“I think these lights are good for the Deaf community and Culture because those of us who don’t hear well rely on the light [for communication],” explained Alabama School for the Deaf (ASD) student Kaneesha Stallworth, during an ADECA site visit, where ASD, Alabama School for the Blind (ASB) and Helen Keller School of Alabama (HKS) students peddled their way to understanding how retrofits and replacements within 30 AIDB buildings will drive energy savings.
The light literally clicked on – and off – for ASB student Wes Baker.
A traditional light bulb and a more energy-efficient bulb — like those replaced — were positioned side-by-side to compare the energy to light and sustain each. Students took turns peddling a stationary bike connected to the board. Displayed on the apparatus was the question, “Which light bulb produces more light with less energy?” The more students pedaled, the longer the bulbs stayed on.
AIDB attempts to correlate all energy programs with the Alabama State Course of Study. The HVAC awards will replace units within ASD, ASB and HKS. Additionally, AIDB’s Nutrition Director states that 11 cafeteria appliances within AIDB carry the Energy Star designation; many dormitories utilize Energy Star washers, dryers and dishwashers. Too, through Work Experience Programs, all three K-12 units involve students in recycling paper, cans and boxes, strategically placing receptacles on campus. Efforts like these, and use of 30 percent recycled paper, play integral components to conserving energy and reducing natural resources’ consumption.
“These Awards will serve as excellent teaching tools,” continued Dr. Graham. “As Helen Keller once said, ‘No one has the right to consume happiness without producing it.’ The same can be said of energy.”

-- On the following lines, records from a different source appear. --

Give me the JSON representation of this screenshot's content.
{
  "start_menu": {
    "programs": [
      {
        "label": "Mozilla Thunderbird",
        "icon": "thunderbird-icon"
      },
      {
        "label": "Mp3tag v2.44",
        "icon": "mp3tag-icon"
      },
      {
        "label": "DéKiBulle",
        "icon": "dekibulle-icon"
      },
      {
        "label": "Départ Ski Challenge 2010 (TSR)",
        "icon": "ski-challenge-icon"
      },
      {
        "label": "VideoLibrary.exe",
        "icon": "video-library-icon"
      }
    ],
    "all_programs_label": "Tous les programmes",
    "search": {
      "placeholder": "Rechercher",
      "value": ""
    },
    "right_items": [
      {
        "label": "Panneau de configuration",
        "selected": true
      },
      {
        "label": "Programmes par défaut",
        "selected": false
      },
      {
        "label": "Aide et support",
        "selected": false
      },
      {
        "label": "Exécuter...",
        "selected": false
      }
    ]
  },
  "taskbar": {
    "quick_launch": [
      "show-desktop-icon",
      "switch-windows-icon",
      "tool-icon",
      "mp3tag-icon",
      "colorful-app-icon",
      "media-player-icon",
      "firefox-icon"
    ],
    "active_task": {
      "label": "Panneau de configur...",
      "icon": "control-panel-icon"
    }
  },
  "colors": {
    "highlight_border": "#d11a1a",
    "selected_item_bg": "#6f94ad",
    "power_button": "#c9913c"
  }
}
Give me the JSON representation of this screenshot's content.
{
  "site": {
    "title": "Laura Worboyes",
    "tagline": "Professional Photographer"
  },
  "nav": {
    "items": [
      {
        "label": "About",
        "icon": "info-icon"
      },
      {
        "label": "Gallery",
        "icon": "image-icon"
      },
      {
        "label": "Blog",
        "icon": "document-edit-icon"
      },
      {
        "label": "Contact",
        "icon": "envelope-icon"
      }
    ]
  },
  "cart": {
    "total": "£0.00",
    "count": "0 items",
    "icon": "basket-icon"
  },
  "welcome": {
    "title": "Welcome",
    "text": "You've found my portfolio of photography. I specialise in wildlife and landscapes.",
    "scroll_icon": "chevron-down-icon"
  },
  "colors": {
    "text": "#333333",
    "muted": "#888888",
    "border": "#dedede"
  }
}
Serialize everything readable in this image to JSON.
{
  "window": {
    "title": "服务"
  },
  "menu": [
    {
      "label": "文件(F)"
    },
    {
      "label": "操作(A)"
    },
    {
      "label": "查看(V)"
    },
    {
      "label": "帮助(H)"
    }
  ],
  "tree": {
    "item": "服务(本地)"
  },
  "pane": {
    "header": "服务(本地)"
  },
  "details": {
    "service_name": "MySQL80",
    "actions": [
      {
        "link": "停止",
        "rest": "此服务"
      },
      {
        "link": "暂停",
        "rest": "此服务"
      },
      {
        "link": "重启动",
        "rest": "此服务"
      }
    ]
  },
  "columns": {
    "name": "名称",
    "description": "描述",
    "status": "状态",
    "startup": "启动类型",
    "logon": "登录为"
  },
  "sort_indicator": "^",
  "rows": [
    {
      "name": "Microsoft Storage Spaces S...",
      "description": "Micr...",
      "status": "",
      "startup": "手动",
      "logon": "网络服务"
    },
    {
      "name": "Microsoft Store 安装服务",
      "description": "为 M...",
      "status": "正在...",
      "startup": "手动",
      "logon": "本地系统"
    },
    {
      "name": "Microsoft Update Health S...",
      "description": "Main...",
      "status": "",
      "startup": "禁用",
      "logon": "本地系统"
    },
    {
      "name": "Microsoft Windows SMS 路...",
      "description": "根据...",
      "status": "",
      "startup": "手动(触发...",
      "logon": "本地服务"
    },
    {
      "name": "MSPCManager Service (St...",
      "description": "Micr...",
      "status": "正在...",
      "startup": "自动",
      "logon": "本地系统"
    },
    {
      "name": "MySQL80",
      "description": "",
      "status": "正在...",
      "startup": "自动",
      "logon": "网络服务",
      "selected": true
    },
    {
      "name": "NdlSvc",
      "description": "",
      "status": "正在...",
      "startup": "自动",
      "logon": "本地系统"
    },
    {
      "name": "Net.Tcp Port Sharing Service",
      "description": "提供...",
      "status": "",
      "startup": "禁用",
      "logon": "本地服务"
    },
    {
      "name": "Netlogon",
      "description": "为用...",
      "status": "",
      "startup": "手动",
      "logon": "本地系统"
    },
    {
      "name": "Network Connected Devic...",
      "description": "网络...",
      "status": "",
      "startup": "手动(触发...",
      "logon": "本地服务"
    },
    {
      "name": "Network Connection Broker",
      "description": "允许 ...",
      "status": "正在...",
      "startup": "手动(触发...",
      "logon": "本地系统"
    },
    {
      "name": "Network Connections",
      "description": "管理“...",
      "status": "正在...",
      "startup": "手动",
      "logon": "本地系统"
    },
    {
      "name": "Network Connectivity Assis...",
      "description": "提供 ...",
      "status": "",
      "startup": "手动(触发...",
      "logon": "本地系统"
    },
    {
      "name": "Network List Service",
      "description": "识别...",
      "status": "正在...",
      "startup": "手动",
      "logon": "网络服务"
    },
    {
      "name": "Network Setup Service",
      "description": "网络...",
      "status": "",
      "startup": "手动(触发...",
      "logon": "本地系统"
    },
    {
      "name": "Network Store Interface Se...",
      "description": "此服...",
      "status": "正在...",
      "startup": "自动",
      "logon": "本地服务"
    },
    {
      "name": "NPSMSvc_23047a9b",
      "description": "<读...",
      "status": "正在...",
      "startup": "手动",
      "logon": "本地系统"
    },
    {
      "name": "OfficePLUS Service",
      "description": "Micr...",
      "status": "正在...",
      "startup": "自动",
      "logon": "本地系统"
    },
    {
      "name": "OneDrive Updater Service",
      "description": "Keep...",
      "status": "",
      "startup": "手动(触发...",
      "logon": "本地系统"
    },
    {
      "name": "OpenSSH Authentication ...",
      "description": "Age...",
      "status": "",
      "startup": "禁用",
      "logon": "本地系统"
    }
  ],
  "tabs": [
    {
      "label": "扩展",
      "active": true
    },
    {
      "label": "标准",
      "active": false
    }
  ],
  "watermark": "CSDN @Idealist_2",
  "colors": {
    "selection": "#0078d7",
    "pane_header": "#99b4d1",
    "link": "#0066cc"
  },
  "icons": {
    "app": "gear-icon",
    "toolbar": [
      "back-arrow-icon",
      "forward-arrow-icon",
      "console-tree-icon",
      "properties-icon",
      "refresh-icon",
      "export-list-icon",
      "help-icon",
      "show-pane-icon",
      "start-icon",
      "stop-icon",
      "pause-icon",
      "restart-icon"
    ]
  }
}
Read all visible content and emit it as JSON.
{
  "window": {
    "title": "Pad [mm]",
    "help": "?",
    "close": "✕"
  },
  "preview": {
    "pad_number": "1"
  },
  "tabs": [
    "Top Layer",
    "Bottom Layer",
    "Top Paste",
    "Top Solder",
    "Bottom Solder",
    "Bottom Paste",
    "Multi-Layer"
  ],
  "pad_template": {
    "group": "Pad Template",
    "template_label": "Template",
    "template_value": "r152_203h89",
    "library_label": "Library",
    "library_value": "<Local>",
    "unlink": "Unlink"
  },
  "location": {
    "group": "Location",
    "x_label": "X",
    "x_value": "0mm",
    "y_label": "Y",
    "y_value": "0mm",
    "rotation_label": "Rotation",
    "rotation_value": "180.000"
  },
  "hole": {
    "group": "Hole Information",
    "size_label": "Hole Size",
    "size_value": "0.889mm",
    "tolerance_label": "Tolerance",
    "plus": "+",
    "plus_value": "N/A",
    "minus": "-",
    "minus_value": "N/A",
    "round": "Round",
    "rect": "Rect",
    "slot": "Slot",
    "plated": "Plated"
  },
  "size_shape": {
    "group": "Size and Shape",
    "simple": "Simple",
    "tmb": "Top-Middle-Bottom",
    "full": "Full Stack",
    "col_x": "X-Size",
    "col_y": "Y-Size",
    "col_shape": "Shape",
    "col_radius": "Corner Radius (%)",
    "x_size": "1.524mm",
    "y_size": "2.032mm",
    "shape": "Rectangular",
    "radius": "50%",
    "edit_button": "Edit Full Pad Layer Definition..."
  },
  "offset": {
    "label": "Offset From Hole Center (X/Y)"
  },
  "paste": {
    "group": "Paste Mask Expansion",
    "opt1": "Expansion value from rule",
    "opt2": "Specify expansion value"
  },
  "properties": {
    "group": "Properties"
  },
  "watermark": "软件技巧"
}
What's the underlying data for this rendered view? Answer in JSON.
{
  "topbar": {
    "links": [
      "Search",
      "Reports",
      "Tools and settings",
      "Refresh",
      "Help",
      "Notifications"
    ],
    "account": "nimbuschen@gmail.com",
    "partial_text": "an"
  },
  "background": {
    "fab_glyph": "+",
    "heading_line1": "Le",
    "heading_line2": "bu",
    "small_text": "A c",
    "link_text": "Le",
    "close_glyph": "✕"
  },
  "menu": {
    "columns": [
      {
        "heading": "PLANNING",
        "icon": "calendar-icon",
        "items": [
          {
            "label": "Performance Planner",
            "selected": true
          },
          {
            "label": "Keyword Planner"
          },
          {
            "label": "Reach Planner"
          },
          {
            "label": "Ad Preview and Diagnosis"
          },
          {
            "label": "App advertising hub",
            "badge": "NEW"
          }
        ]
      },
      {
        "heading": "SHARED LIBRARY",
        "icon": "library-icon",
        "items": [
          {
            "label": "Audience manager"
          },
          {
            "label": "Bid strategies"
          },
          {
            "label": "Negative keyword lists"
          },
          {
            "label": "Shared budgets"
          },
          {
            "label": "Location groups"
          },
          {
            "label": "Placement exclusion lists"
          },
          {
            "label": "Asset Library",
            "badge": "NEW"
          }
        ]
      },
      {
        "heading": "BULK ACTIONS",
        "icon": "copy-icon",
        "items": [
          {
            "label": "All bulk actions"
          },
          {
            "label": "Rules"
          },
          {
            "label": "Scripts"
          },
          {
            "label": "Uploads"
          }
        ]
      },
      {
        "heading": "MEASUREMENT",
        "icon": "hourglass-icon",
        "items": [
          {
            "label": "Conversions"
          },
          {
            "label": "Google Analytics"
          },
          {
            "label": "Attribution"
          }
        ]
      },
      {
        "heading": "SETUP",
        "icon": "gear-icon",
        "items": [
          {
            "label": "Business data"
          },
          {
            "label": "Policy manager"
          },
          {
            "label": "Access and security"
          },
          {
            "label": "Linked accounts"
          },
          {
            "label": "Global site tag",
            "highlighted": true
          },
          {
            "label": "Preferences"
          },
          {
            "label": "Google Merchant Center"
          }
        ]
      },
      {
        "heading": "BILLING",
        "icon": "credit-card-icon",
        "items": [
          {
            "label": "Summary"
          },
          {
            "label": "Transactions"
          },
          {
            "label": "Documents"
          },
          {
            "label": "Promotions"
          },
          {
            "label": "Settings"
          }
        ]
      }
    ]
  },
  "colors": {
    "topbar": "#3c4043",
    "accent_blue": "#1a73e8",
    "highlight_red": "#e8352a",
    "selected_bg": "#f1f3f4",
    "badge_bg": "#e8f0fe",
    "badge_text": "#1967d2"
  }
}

Please enjoy reading Fuels Fix Magazine and Clean Cities Now, the official newsletter of the U.S. Department of Energy’s Clean Cities program. The story on the AIDB program begins on Page 11 in Fuel Fix and on Page 10 in Clean Cities.